- Track 11-1HIV/AIDS, STDs, & STIs epidemics across the Globe
- Track 11-2South, South-East Asia, East Asia and Pacific
- Track 11-3Latin America and the Caribbean, Eastern Europe and Central Asia
- Track 11-4Western Europe, North America, and Australasia
- Track 11-5HIV pharmacology and observational studies
- Track 11-6Gender inequalities and HIV
HIV infection represents a spectrum of disease that can begin with a brief acute retroviral syndrome that typically transitions to a multiyear chronic and clinically latent illness. Without treatment, this illness eventually progresses to a symptomatic, life-threatening immunodeficiency disease known as AIDS. In untreated patients, the time between HIV infection and the development of AIDS varies, ranging from a few months to many years with an estimated median time of approximately 11 years (123). HIV replication is present during all stages of the infection and progressively depletes CD4 lymphocytes, which are critical for maintenance of effective immune function.
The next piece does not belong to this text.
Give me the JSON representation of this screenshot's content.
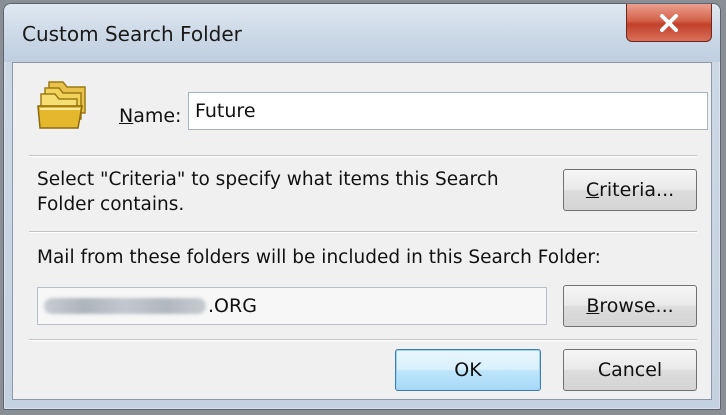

When the CD4 cell count falls below 200 cells/μL, patients are at high risk for life-threatening AIDS-defining opportunistic infections (e.g., Pneumocystis pneumonia, Toxoplasma gondii encephalitis, disseminated Mycobacterium avium complex disease, tuberculosis, and bacterial pneumonia). In the absence of treatment, virtually all HIV-infected persons will die of AIDS. Your health-care provider can diagnose HIV by testing blood for the presence of antibodies (disease-fighting proteins) to HIV. It may take HIV antibodies as long as six months after infection to be produced in quantities large enough to show up in standard blood tests. For that reason, make sure to talk to your health-care provider about follow-up testing.
- Track 12-1New therapeutic approaches
- Track 12-2Immunotoxins and immune-based therapies for target reservoirs of HIV-infected cells
- Track 12-3Therapeutic antibodies, gene switches, and enzymes
- Track 12-4Anti-retroviral therapies and associated complications
- Track 12-5Qualitative and quantitative, HIV-2 testing, nucleic acid-based tests (NAT)
- Track 12-6Serologic and nucleic acid amplification
- Track 12-7Window period, ELISA, western blot, rapid or point-of-care tests
- Track 12-8HIV testing and counselling
Emerging infectious diseases represent a grave threat to animal and human populations in terms of their impact on global health, agriculture and the economy. HIV Vaccines developed for emerging infections in animals can protect animal health and prevent transmission of zoonotic diseases to humans. The HIV vaccine technology market is expected to reach $57,885.4 million by 2019 from $33,140.6 million in 2014, at a CAGR of 11.8%. Major factors driving growth of vaccine technology market include rising prevalence of diseases, increasing government initiatives for expanding immunization across the globe, increasing company investments in vaccine development, and rising initiatives by non-government organizations towards HIV/AIDS.
- Track 13-1Nanotechnology
- Track 13-2Stemcell Engineering